▶ **Goal of the exercise**
Please return every line of the records that contains the word "name".

Items from an interface collection:
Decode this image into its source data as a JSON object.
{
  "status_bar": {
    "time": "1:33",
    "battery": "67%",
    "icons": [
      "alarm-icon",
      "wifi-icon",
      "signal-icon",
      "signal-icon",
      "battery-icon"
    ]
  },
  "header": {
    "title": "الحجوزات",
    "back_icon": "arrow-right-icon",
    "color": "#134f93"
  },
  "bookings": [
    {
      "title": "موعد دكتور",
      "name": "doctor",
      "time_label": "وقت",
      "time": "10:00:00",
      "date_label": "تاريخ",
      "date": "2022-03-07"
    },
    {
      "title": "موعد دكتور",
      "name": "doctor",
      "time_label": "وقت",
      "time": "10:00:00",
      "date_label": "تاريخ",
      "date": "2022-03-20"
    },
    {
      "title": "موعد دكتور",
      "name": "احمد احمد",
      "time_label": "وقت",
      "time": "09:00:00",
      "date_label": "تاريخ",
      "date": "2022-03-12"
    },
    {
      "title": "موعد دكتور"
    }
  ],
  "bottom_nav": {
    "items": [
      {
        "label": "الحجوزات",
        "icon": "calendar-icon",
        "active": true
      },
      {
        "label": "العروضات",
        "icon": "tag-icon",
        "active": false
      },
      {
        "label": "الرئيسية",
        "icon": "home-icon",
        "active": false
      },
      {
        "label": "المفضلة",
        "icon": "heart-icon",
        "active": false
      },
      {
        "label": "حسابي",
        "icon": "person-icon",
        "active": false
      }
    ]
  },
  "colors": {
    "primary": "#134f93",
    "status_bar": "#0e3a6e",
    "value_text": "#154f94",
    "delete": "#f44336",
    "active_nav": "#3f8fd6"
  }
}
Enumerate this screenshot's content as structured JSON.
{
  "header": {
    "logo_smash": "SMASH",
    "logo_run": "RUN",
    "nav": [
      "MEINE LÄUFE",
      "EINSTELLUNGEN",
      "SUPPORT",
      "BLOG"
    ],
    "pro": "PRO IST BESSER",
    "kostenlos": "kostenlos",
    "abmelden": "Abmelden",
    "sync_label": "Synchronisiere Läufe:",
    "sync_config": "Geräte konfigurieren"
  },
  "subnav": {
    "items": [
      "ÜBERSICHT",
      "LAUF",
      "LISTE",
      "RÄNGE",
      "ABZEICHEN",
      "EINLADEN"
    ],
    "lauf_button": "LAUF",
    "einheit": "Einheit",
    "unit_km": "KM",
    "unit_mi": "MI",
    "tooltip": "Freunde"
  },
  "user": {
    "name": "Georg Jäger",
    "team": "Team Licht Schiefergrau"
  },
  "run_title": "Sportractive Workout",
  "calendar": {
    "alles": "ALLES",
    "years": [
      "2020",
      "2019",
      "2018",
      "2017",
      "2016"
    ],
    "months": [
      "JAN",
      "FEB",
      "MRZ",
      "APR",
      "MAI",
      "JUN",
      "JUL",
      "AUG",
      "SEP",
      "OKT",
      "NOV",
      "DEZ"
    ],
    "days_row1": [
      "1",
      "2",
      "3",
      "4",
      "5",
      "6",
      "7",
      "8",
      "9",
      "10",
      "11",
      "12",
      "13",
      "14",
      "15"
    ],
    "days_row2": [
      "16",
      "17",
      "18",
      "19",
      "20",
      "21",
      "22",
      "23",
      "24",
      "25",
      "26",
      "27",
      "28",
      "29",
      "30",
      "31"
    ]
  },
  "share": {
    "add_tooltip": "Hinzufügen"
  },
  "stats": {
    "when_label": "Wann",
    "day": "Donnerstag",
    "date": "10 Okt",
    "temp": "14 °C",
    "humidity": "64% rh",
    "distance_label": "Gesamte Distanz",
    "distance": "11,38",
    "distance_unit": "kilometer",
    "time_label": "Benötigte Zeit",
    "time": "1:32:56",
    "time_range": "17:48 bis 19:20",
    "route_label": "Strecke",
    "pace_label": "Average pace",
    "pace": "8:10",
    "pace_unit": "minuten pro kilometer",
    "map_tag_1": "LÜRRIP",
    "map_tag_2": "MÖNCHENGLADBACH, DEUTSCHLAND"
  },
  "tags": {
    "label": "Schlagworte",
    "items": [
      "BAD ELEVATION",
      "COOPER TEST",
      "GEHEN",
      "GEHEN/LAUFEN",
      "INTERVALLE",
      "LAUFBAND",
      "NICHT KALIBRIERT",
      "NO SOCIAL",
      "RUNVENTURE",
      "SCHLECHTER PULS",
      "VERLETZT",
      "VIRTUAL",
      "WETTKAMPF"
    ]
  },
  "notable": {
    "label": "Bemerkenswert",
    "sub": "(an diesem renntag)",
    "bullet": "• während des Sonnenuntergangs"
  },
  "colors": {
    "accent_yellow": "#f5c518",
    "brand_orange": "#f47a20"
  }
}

▶ **Solution for this task**
      "name": "doctor",
      "name": "doctor",
      "name": "احمد احمد",
    "name": "Georg Jäger",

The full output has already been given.